R. A. D. CAMERON & L. M. COOK 

Forest and Scrub Snail Faunas from Northern Madeira 29 

ANA MARIA LEAL-ZANCHET 

Comparative Studies on the Anatomy and Histology of the Alimentary Canal of the 
Limacoidea and Milacidae (Pulmonata: Stylommatophora) 39 

LUIZ RICARDO L. SIMONE 

Morphology of the Western Atlantic Haliotidae (Gastropoda, Vetigastropoda) with 
Description of a New Species from Brazil 59 

BENJAMIN J. GOMEZ, ANA M. ZUBIAGA, M. TERESA SERRANO, & EDUARDO ÁNGULO 

Histochemical and Ultrastructural Identification of Biphasic Granules in the Albumen 
Secretory Cells of Arion Subfuscus (Gastropoda, Pulmonata) 77 

SANDRA GORDILLO Y SANDRA N. AMUCHÁSTEGUI 

Estrategias de Depredación del Gastrópodo Perforador Trophon Geversianus (Pallas) 
(Muricoidea: Trophonidae) 83 

MARIA GABRIELA CUEZZO 

Ciadistic Analysis of the Xanthonychidae (= Helminthoglyptidae) (Gastropoda: 
Stylommatophora: Helicoidea) 93 

ROBERT T DILLON, JR. & CHARLES LYDEARD 

Divergence Among Mobile Basin Populations of the Pleurocerid Snail Genus, 
Leptoxis, Estimated by Allozyme Electrophoresis 113 

CHARLES S. RICHARDS, CAROLYN PATTERSON, FRED A. LEWIS, & MATTY KNIGHT 

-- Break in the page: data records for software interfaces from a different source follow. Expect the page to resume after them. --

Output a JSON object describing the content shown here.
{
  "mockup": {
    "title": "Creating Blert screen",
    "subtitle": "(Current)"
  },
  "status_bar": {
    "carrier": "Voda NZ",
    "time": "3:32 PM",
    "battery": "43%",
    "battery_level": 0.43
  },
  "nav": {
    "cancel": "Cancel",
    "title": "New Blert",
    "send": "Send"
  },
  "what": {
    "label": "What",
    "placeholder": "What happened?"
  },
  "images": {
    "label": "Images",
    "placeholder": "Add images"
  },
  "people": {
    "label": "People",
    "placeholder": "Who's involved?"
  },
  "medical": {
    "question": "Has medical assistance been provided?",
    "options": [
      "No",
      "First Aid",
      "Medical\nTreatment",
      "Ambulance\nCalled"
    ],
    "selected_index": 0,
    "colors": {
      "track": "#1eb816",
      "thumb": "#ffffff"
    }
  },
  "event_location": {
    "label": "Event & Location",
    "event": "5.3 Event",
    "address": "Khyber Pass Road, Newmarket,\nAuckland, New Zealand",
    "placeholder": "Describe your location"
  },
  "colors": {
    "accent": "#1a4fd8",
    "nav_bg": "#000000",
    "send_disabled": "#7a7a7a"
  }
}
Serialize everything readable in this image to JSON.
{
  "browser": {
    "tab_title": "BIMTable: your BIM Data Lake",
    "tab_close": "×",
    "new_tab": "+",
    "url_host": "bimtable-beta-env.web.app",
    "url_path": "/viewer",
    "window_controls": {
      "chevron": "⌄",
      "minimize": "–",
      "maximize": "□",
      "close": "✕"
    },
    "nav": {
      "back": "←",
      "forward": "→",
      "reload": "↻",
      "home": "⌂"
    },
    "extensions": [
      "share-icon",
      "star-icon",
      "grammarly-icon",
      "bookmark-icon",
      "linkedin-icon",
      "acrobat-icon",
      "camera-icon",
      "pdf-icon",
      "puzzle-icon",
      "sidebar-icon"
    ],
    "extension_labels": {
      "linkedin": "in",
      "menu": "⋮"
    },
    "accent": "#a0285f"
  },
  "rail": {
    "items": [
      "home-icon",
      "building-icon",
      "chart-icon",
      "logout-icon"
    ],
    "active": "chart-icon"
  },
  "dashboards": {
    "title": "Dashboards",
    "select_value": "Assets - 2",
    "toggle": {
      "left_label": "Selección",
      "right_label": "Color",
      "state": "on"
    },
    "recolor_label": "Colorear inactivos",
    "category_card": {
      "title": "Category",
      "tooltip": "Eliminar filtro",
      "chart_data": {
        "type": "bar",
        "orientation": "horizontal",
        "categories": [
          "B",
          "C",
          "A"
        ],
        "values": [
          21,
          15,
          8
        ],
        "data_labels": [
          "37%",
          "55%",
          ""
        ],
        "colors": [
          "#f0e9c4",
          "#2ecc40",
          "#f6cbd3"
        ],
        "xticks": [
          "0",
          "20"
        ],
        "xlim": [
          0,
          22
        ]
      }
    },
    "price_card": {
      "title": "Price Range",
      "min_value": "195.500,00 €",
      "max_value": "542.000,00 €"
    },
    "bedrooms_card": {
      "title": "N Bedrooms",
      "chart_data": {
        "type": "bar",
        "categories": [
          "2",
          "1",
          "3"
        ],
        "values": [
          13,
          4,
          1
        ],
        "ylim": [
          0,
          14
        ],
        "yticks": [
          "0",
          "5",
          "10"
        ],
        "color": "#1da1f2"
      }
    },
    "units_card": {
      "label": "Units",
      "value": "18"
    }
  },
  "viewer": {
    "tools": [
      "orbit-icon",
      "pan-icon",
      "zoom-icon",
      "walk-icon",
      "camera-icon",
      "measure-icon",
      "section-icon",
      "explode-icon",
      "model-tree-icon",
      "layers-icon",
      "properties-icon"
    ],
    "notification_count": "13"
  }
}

Larval Fusion and Development of Conjoined Teratoids in Biomphalaria Glabrata ... 1 23 

ALEXANDER I. KAFANOV & ANATOLY L. DROZDOV 

Comparative Sperm Morphology and Phylogenetic Classification of Recent Mytiloidea 
(Bivalvia) ''29 

KATHERINE COSTIL & STUART E. R. BAILEY 

Influence of Water Temperature on the Activity of Planorbarius Corneas (L.) 
(Pulmonata, Planorbidae) I^l 

GREGORY R DIETL & RICHARD R. ALEXANDER 

Shell Repair Frequencies in Whelks and Moon Snails from Delaware and Southern 

New Jersey ^^^ 

CHRISTOPHE DESBUOUOIS & LUC MADEC 

Within-Clutch Egg Cannibalism Variability in Hatchlings of the Land Snail Helix 
Asperea (Pulmonata: Stylommatophora): Influence of Two Proximate Factors 173 

MATTY KNIGHT ANDRE N. MILLER, NEIL S. M. GEOGHAGEN, FRED A. LEWIS, 

& ANTHONY R. KERLAVAGE 

Expressed Sequence Tags (ESTs) of Biomphalaria Glabrata, an Intermediate Snail 

Host of Schistosoma Mansoni: Use in the Identification of RFLP Markers 175 

CHARLES LYDEARD, JOHN H.YODER, WALLACE E. HOLZNAGEL, FRED G.THOMPSON, 

& PAUL HARTFIELD 

Phylogenetic Utility of the 5'-Half of Mitochondrial 16S rDNA Gene Sequences for 
Inferring Relationships of Elimia (Cerithioidea: Pleuroceridae) T ; 183 

KEVIN J. ROE & CHARLES LYDEARD 

Molecular Systematics of the Freshwater Mussel Genus Potamilus (Bivalvia: 
Unionidae) ^9^ 

ALEJANDRA L. ESTEBENET 

Allometric Growth and Insight on Sexual Dimorphism in Pomacea Canaliculata 

(Gastropoda: Ampullariidae) 207 

LETTERS TO THE EDITOR 

MARY ELLEN HARTE 

Translating Trees into Taxonomy within Veneridae (Bivalvia): A Critique of Two Recent 
Papers 215 

PETER D. ROOPNARINE 

Translating Trees into Taxonomy within Veneridae (Bivalvia): A Reply to Harte 221 

LAURA R.WHITE 

Corrections to White et al., 1996, Molecular Genetic Identification Tools for the 
Unionids of French Creek, Pennsylvania Malacologia 38:181-202 225